The purpose of marketing and sales are often thought to fulfill two separate functions in the realm of business. Though there are some distinctions between the two components, the objective is congruent: profit. However, the influence of marketing is often overshadowed by sales, mostly because sales are “tangible” results that occur at a greater frequency. This inevitably fuels an idea that undermines the value of marketing.
What, Who, and How
Do not be misled. At its core, marketing is sales. Marketing is the foundation that facilitates the process of sales. Sales focus on execution. Marketing focuses on strategy. If there is no strategy, execution cannot happen because there is nothing to be executed. It is for this reason that a sales team should routinely collaborate with a marketing team. The marketing team constructs the strategy for the sales team to execute. A sales team can directly benefit from the marketing team by adhering to three areas of focus. These focuses are what marketing departments use to inspire how they will construct an appropriate strategy; they are: what, who, and how.
It is important to know what is being sold. At a first glance, it might seem obvious, i.e. the product or service is what is being sold. However, this is where the marketing perspective is necessary. The marketing department uses its expertise to shift the perspective from what is being sold to what the possibilities are for what is being sold. A cell phone is not just a phone in a marketing professional’s eyes; it’s a portable connection device that enables its users to link and communicate with each other conveniently and seamlessly. This detailed description of a cell phone places the focus on its capabilities, thereby expanding the definition of what it is. The marketing team brainstorms how products and services can be extended beyond their simplifications. When these expansions are created the population to whom sales are directed to also expands. This correlates to a marketing team’s next focus: who.
After establishing what is being marketed, the marketing department must decide who they will market to, or rather, which market to market to. This is defined as demographics. Who would want to use the product or service being marketed? Why is this population the best market for the product or service? The marketing team then answers these questions through research and testing. By the end of that process, the marketing team will know what the best market is for the product or service. The sales team can directly benefit from this information by being able to target the best potential patrons, thus optimizing their selling ability. This is why it is important not to limit the definition of what is being marketed as that inevitably shrinks the populace of who sales can target. Though another way to expand this population is by considering the last area of focus; how.
The marketing team will focus on how a product or service can benefit a certain demographic. Placing emphasis on how a demographic can benefit from products or services, essentially enables the products and services to sell themselves. This information substantially helps the sales team by providing persuasive points of interest that can be relayed to potential patrons. This information also effectively alleviates much of the work behind having to create a sales pitch, in that, the marketing team has already determined why a demographic would want to buy a product or service by establishing how the product or service will benefit the target demographic. Since the question of how answers the question of why, the sales team has a solid foundation for how to address these areas of concern for patrons.

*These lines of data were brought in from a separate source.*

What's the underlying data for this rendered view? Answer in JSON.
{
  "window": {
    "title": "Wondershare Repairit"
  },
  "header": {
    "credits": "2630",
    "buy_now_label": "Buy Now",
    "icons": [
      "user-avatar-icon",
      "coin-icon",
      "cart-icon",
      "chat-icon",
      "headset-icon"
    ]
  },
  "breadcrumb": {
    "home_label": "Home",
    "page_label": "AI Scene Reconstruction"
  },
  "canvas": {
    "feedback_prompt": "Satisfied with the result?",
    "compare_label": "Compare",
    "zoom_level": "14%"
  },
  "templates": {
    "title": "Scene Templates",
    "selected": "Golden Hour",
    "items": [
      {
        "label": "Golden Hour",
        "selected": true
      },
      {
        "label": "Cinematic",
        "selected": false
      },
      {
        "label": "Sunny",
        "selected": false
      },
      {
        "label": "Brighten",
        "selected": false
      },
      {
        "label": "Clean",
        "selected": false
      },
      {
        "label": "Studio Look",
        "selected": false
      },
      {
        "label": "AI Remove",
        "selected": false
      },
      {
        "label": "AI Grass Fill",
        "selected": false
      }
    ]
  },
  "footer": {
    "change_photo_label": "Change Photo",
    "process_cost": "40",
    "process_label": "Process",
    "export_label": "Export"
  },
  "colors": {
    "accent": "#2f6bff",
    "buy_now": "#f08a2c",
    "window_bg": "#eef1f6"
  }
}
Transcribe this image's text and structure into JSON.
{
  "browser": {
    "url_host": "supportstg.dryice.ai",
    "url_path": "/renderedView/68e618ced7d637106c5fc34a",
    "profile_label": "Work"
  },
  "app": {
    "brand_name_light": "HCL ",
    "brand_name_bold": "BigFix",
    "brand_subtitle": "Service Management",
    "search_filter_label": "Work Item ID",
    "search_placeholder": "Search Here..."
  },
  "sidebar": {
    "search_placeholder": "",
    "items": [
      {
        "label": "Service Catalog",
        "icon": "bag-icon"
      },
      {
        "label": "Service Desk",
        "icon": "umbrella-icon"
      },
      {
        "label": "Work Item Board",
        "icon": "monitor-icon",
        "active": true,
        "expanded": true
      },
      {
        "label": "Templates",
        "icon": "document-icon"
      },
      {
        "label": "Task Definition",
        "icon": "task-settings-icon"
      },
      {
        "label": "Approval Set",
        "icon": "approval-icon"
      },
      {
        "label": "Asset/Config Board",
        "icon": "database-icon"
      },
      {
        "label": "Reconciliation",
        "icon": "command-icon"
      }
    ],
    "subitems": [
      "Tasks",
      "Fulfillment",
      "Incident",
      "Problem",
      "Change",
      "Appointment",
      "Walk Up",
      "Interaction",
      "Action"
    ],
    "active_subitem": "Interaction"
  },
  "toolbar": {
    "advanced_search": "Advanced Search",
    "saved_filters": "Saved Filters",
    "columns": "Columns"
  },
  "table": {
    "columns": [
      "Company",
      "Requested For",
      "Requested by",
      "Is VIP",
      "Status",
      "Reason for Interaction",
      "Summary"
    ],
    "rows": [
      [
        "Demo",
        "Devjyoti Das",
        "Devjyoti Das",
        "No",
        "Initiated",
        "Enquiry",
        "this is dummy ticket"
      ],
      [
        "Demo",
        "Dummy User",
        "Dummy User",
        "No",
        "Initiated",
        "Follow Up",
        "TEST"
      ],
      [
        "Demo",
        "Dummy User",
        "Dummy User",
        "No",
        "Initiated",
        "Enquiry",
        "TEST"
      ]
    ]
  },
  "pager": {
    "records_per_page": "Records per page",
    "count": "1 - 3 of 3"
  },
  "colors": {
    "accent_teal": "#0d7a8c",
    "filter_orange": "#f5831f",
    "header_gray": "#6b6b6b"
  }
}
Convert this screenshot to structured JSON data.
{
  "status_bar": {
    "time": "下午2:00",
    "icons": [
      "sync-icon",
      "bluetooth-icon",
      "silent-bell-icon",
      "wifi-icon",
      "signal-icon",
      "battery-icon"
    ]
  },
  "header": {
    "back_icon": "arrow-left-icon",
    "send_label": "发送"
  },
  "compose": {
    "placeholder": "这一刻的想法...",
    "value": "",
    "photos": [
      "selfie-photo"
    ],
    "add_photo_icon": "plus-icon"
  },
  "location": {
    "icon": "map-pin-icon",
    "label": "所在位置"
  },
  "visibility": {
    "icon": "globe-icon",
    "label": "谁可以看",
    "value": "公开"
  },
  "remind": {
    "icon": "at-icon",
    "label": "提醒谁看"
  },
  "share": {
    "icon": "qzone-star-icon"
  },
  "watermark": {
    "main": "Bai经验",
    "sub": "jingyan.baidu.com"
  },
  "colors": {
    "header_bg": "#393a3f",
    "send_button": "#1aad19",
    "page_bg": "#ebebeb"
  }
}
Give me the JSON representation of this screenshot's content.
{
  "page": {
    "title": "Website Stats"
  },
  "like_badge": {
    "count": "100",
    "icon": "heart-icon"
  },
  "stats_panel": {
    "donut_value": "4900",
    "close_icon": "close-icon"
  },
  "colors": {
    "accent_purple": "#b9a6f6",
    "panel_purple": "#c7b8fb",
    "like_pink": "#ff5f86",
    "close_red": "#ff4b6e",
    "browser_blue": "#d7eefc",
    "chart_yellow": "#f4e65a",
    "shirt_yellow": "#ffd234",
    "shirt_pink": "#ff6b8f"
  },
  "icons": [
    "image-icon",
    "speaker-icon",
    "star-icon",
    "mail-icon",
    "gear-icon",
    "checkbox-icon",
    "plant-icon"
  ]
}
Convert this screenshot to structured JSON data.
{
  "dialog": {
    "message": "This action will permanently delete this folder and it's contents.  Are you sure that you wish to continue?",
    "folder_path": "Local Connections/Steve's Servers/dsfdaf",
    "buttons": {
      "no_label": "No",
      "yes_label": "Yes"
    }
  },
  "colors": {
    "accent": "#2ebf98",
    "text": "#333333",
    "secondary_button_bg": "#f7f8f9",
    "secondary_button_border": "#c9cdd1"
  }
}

All three areas of focus culminate in the production of a strong marketing strategy, which ultimately translates to a strong sales strategy. Take advantage of what marketing teams have to offer. A marketing team’s success is best seen through the sales team success and the best way to ensure that both teams are successful is by having them work together.